The earth is the only known planet to sustain life, in order for it to do so, it has enough liquid water and is not too far or to close to the Sun that is as important for life as we know it.
Venus is the brightest of all the planets with an extremely dense atmosphere. It has a surface temperature of 500°C due to its close proximity to the Sun. Is visible as both the “morning and evening star”
It is described by some as “a star that didn’t make it”. It generated a great deal of heat inside and radiates much more heat than it receives. Its diameter is 11 x that of the earth and it is 300 x more massive.
This planet is the smallest of the 8 main planets in our solar system. A day and a night on this planet will last for 6 of our calendar months
This planet is on average as bright as Jupiter and also known as the “Red Planet”. It has two moons that are not visible because of their size. Its surface gravity is extremely low and it has a conical volcano – Montes Olympus – that is 3 x the height of Everest with a 500km base across.
It is also referred to as the “King of Globular Clusters” and looks like a star. It is 18 000 light years away, forms part of the Centaurus star group and contains approximately 1 million stars.

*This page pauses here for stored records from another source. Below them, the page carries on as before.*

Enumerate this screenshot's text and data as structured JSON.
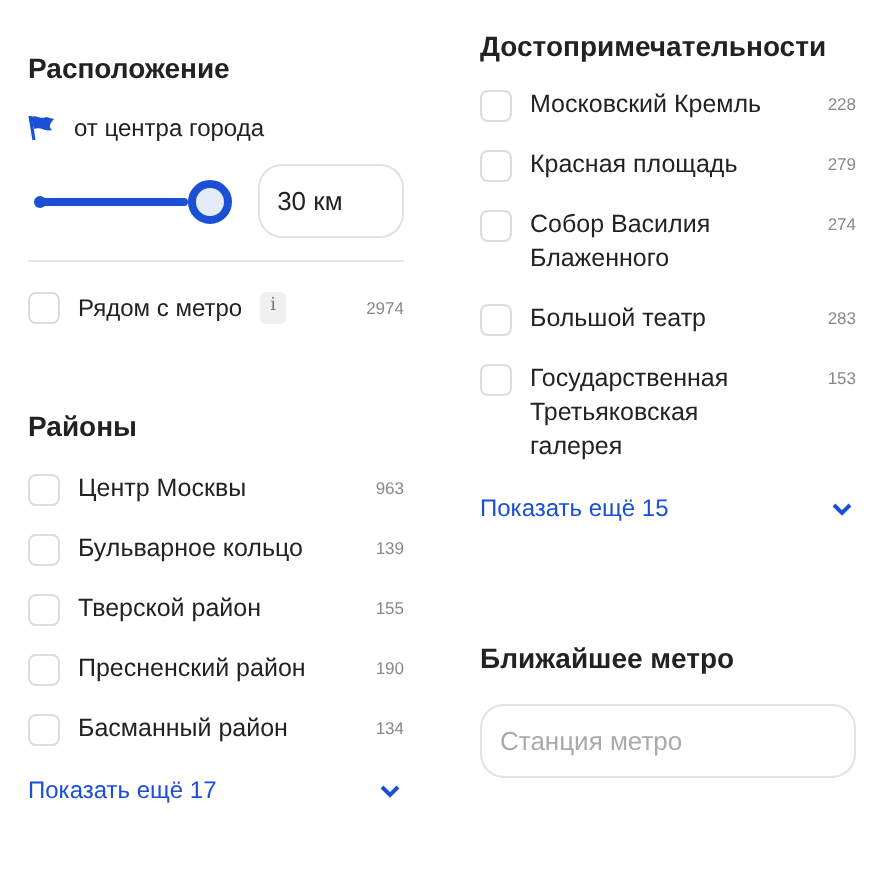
{
  "location": {
    "title": "Расположение",
    "from_label": "от центра города",
    "distance": {
      "value": "30 км"
    },
    "near_metro": {
      "label": "Рядом с метро",
      "info": "i",
      "count": "2974",
      "checked": false
    }
  },
  "districts": {
    "title": "Районы",
    "items": [
      {
        "label": "Центр Москвы",
        "count": "963",
        "checked": false
      },
      {
        "label": "Бульварное кольцо",
        "count": "139",
        "checked": false
      },
      {
        "label": "Тверской район",
        "count": "155",
        "checked": false
      },
      {
        "label": "Пресненский район",
        "count": "190",
        "checked": false
      },
      {
        "label": "Басманный район",
        "count": "134",
        "checked": false
      }
    ],
    "show_more": "Показать ещё 17"
  },
  "landmarks": {
    "title": "Достопримечательности",
    "items": [
      {
        "label": "Московский Кремль",
        "count": "228",
        "checked": false
      },
      {
        "label": "Красная площадь",
        "count": "279",
        "checked": false
      },
      {
        "label": "Собор Василия Блаженного",
        "count": "274",
        "checked": false
      },
      {
        "label": "Большой театр",
        "count": "283",
        "checked": false
      },
      {
        "label": "Государственная Третьяковская галерея",
        "count": "153",
        "checked": false
      }
    ],
    "show_more": "Показать ещё 15"
  },
  "nearest_metro": {
    "title": "Ближайшее метро",
    "placeholder": "Станция метро"
  }
}
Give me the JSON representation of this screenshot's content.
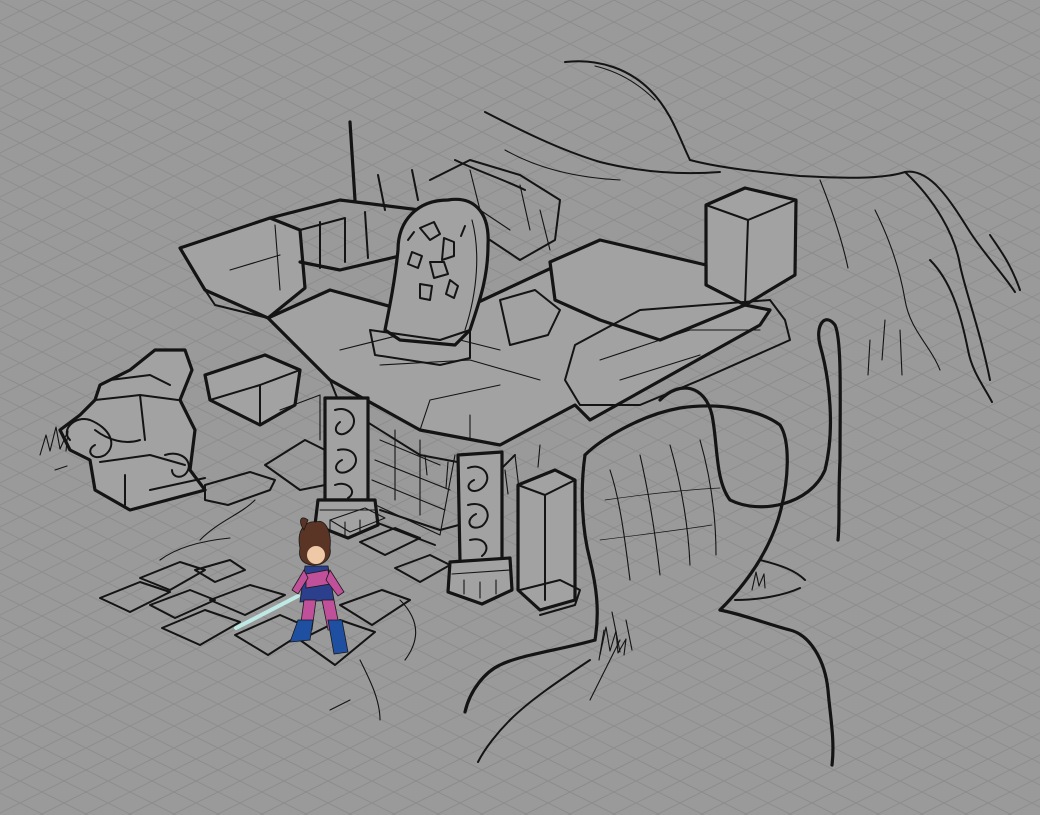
{
  "scene": {
    "type": "isometric-concept-sketch",
    "background_color": "#9a9a9a",
    "grid_color": "#8c8c8c",
    "line_color": "#141414",
    "grid": "isometric",
    "objects": [
      "ruined-stone-shrine",
      "spiral-carved-pillar",
      "carved-rune-stone",
      "stone-guardian-statue",
      "gnarled-tree-roots",
      "cracked-floor-tiles",
      "player-character"
    ]
  },
  "character": {
    "hair_color": "#5a3424",
    "outfit_primary": "#2c3f8c",
    "outfit_accent": "#c0509a",
    "boots_color": "#1f4fa0",
    "sword_color": "#bfe9e4"
  }
}
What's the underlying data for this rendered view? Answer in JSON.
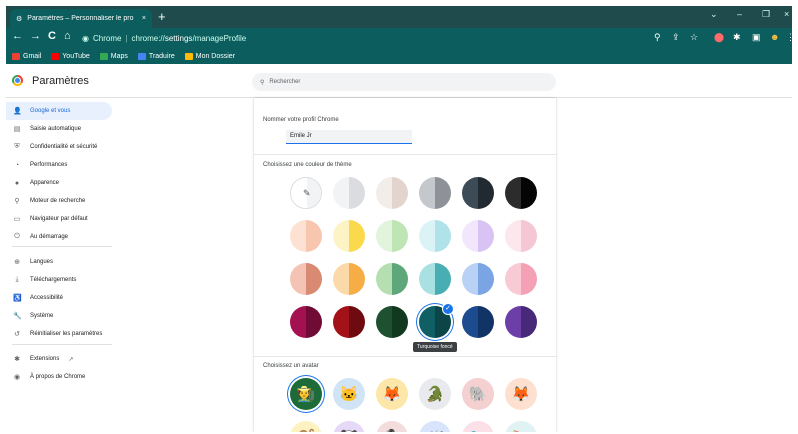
{
  "tab": {
    "title": "Paramètres – Personnaliser le pro",
    "close": "×",
    "new": "+"
  },
  "window_controls": [
    "⌄",
    "–",
    "❐",
    "×"
  ],
  "toolbar": {
    "back": "←",
    "forward": "→",
    "reload": "C",
    "home": "⌂",
    "site_label": "Chrome",
    "url_prefix": "chrome://",
    "url_bold": "settings",
    "url_suffix": "/manageProfile"
  },
  "bookmarks": [
    {
      "label": "Gmail",
      "color": "#ea4335"
    },
    {
      "label": "YouTube",
      "color": "#ff0000"
    },
    {
      "label": "Maps",
      "color": "#34a853"
    },
    {
      "label": "Traduire",
      "color": "#4285f4"
    },
    {
      "label": "Mon Dossier",
      "color": "#fbbc05"
    }
  ],
  "header": {
    "title": "Paramètres",
    "search_placeholder": "Rechercher"
  },
  "sidebar": {
    "items": [
      {
        "icon": "👤",
        "label": "Google et vous",
        "active": true
      },
      {
        "icon": "▤",
        "label": "Saisie automatique"
      },
      {
        "icon": "⛨",
        "label": "Confidentialité et sécurité"
      },
      {
        "icon": "◔",
        "label": "Performances"
      },
      {
        "icon": "●",
        "label": "Apparence"
      },
      {
        "icon": "⚲",
        "label": "Moteur de recherche"
      },
      {
        "icon": "▭",
        "label": "Navigateur par défaut"
      },
      {
        "icon": "⏻",
        "label": "Au démarrage"
      },
      {
        "icon": "⊕",
        "label": "Langues"
      },
      {
        "icon": "⤓",
        "label": "Téléchargements"
      },
      {
        "icon": "♿",
        "label": "Accessibilité"
      },
      {
        "icon": "🔧",
        "label": "Système"
      },
      {
        "icon": "↺",
        "label": "Réinitialiser les paramètres"
      },
      {
        "icon": "✱",
        "label": "Extensions",
        "ext": "↗"
      },
      {
        "icon": "◉",
        "label": "À propos de Chrome"
      }
    ]
  },
  "profile": {
    "name_label": "Nommer votre profil Chrome",
    "name_value": "Emile Jr",
    "theme_label": "Choisissez une couleur de thème",
    "selected_tooltip": "Turquoise foncé",
    "avatar_label": "Choisissez un avatar",
    "swatches": [
      [
        [
          "#ffffff",
          "#f1f3f4"
        ],
        [
          "#f1f3f4",
          "#dadce0"
        ],
        [
          "#f3ede9",
          "#e3d5cd"
        ],
        [
          "#c4c7cc",
          "#8e9197"
        ],
        [
          "#3c4b55",
          "#202a30"
        ],
        [
          "#2c2c2c",
          "#050505"
        ]
      ],
      [
        [
          "#fde2d4",
          "#f8c6ae"
        ],
        [
          "#fdf4c6",
          "#fbd94c"
        ],
        [
          "#e2f4dc",
          "#bfe5b4"
        ],
        [
          "#dcf3f5",
          "#b0e2ea"
        ],
        [
          "#f1e6fb",
          "#d9c3f4"
        ],
        [
          "#fbe7ec",
          "#f5c6d3"
        ]
      ],
      [
        [
          "#f4c3b3",
          "#d98a72"
        ],
        [
          "#fbd9a8",
          "#f6ad46"
        ],
        [
          "#b6dfb1",
          "#5ea77a"
        ],
        [
          "#a9e1e3",
          "#49aeb4"
        ],
        [
          "#b9d1f5",
          "#7ba4e4"
        ],
        [
          "#f8cad4",
          "#f4a0b5"
        ]
      ],
      [
        [
          "#a31151",
          "#700b36"
        ],
        [
          "#a31218",
          "#6f0b10"
        ],
        [
          "#1f5131",
          "#103920"
        ],
        [
          "#0f5f64",
          "#0b4548"
        ],
        [
          "#1c4b8f",
          "#123366"
        ],
        [
          "#6c3fa8",
          "#472879"
        ]
      ]
    ],
    "selected_swatch": [
      3,
      3
    ],
    "avatars": [
      "🧑‍🌾",
      "🐱",
      "🦊",
      "🐊",
      "🐘",
      "🦊",
      "🐒",
      "🐼",
      "🐧",
      "🦋",
      "🐦",
      "🍉"
    ]
  }
}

Our galaxy looks like a flattened disc and is known as a spiral galaxy. It’s a 100 000 light years wide and 20 000 light years from top to bottom at the hub and it contains billions and billions of stars.
Large Magellanic Cloud
This “cloud” is 170 000 light years away and 22 000 light years wide and contains 10 000 million stars.
Small Magellanic Cloud
This “cloud” is 205 000 light years away and 10 000 light years wide and contains 2 000 million stars.